→ **DATA EXCERPTS**
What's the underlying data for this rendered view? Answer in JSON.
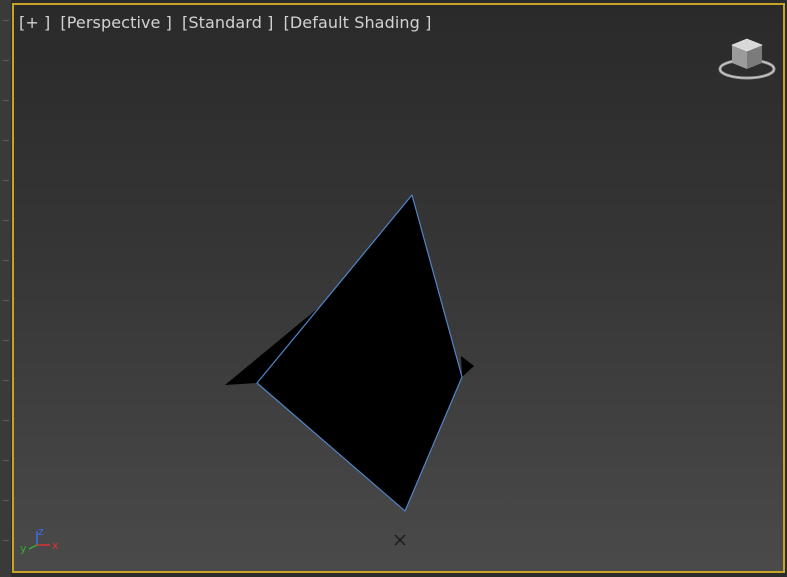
{
  "viewport": {
    "labels": {
      "menu": "[+ ]",
      "view": "[Perspective ]",
      "camera": "[Standard ]",
      "shading": "[Default Shading ]"
    },
    "active_border_color": "#c9a227"
  },
  "widgets": {
    "viewcube_icon": "viewcube-icon",
    "axis_tripod": {
      "x_label": "x",
      "y_label": "y",
      "z_label": "z",
      "x_color": "#e03030",
      "y_color": "#30b030",
      "z_color": "#3a6fe8"
    },
    "pivot_icon": "close-x-icon"
  },
  "colors": {
    "object_fill": "#000000",
    "edge_highlight": "#4f86c9"
  }
}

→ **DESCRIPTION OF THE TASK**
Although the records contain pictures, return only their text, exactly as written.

→ **TASK SOLUTION**
What's the underlying data for this rendered view? Answer in JSON.
{
  "viewport": {
    "labels": {
      "menu": "[+ ]",
      "view": "[Perspective ]",
      "camera": "[Standard ]",
      "shading": "[Default Shading ]"
    },
    "active_border_color": "#c9a227"
  },
  "widgets": {
    "viewcube_icon": "viewcube-icon",
    "axis_tripod": {
      "x_label": "x",
      "y_label": "y",
      "z_label": "z",
      "x_color": "#e03030",
      "y_color": "#30b030",
      "z_color": "#3a6fe8"
    },
    "pivot_icon": "close-x-icon"
  },
  "colors": {
    "object_fill": "#000000",
    "edge_highlight": "#4f86c9"
  }
}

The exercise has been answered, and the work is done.